→ **REQUIREMENT**:
Where in the data below does the word "Call" appear? Copy every line that has it.

(Entries from a dataset of interfaces)
↓↓↓

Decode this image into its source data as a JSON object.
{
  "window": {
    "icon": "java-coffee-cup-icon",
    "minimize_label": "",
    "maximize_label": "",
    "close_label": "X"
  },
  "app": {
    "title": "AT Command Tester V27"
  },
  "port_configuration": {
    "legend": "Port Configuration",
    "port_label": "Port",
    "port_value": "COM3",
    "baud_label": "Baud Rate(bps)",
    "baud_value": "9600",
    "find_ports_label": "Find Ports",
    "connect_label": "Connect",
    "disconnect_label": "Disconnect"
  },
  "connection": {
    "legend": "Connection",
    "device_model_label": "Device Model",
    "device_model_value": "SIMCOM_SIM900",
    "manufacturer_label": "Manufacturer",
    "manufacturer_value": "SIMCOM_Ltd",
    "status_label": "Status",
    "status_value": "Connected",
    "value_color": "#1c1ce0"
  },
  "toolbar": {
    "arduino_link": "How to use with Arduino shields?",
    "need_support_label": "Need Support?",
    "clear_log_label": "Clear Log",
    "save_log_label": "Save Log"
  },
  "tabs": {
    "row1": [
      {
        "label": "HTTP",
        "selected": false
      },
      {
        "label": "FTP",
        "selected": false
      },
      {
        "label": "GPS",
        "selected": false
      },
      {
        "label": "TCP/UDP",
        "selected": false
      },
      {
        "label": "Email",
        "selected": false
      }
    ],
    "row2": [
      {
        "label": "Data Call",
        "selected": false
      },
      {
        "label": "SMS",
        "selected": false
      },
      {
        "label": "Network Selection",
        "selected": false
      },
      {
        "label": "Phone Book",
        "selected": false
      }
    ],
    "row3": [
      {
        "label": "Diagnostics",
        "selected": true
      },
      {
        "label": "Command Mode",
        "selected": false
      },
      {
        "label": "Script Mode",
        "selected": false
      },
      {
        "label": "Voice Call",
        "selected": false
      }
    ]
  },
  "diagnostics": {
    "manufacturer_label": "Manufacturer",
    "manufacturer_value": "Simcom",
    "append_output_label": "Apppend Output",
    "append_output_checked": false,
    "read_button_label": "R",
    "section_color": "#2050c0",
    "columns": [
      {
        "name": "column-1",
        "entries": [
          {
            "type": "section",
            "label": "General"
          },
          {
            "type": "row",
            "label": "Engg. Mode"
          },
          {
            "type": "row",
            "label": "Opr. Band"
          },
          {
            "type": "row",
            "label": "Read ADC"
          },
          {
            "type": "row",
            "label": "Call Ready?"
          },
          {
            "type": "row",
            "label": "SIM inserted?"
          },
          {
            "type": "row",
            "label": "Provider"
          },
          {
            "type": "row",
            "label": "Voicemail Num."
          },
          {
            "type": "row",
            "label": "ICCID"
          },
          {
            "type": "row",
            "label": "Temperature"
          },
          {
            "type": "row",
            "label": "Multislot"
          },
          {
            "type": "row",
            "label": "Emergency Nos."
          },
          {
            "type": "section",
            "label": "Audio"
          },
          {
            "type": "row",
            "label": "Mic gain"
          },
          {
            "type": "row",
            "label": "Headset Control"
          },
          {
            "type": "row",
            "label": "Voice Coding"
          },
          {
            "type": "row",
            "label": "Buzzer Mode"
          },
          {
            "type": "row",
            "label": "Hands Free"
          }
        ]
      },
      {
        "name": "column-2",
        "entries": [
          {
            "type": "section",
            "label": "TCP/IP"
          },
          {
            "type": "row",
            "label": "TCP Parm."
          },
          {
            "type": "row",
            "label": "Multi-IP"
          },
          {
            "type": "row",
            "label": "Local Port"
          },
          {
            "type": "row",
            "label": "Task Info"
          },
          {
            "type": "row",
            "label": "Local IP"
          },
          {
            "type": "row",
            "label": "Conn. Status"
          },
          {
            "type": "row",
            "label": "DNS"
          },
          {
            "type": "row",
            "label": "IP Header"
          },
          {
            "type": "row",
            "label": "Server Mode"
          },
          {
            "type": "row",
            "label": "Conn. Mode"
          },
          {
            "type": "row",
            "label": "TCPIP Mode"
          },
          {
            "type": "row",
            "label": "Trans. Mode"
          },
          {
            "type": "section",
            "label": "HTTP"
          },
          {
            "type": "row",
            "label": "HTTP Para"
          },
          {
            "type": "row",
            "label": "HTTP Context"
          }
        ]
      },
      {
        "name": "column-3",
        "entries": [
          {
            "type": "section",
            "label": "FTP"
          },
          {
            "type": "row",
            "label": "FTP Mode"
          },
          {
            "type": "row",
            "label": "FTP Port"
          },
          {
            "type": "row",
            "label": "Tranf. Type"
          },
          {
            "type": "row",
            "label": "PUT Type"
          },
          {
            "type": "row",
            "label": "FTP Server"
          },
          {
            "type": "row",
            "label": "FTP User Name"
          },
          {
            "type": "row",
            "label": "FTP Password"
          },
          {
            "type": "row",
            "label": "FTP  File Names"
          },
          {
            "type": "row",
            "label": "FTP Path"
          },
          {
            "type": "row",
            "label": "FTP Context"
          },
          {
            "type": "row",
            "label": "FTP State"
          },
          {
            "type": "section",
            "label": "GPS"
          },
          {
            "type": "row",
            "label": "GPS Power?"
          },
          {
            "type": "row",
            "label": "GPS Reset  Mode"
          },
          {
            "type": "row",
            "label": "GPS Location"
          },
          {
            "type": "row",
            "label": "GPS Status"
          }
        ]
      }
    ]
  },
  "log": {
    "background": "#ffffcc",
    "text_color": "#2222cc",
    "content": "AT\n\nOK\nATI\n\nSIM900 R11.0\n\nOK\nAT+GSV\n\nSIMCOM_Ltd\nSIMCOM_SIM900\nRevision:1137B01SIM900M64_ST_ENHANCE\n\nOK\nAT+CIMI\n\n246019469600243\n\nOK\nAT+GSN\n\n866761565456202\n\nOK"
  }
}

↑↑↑

→ **SOLUTION TO THE EXERCISE**:
        "label": "Data Call",
        "label": "Voice Call",
            "label": "Call Ready?"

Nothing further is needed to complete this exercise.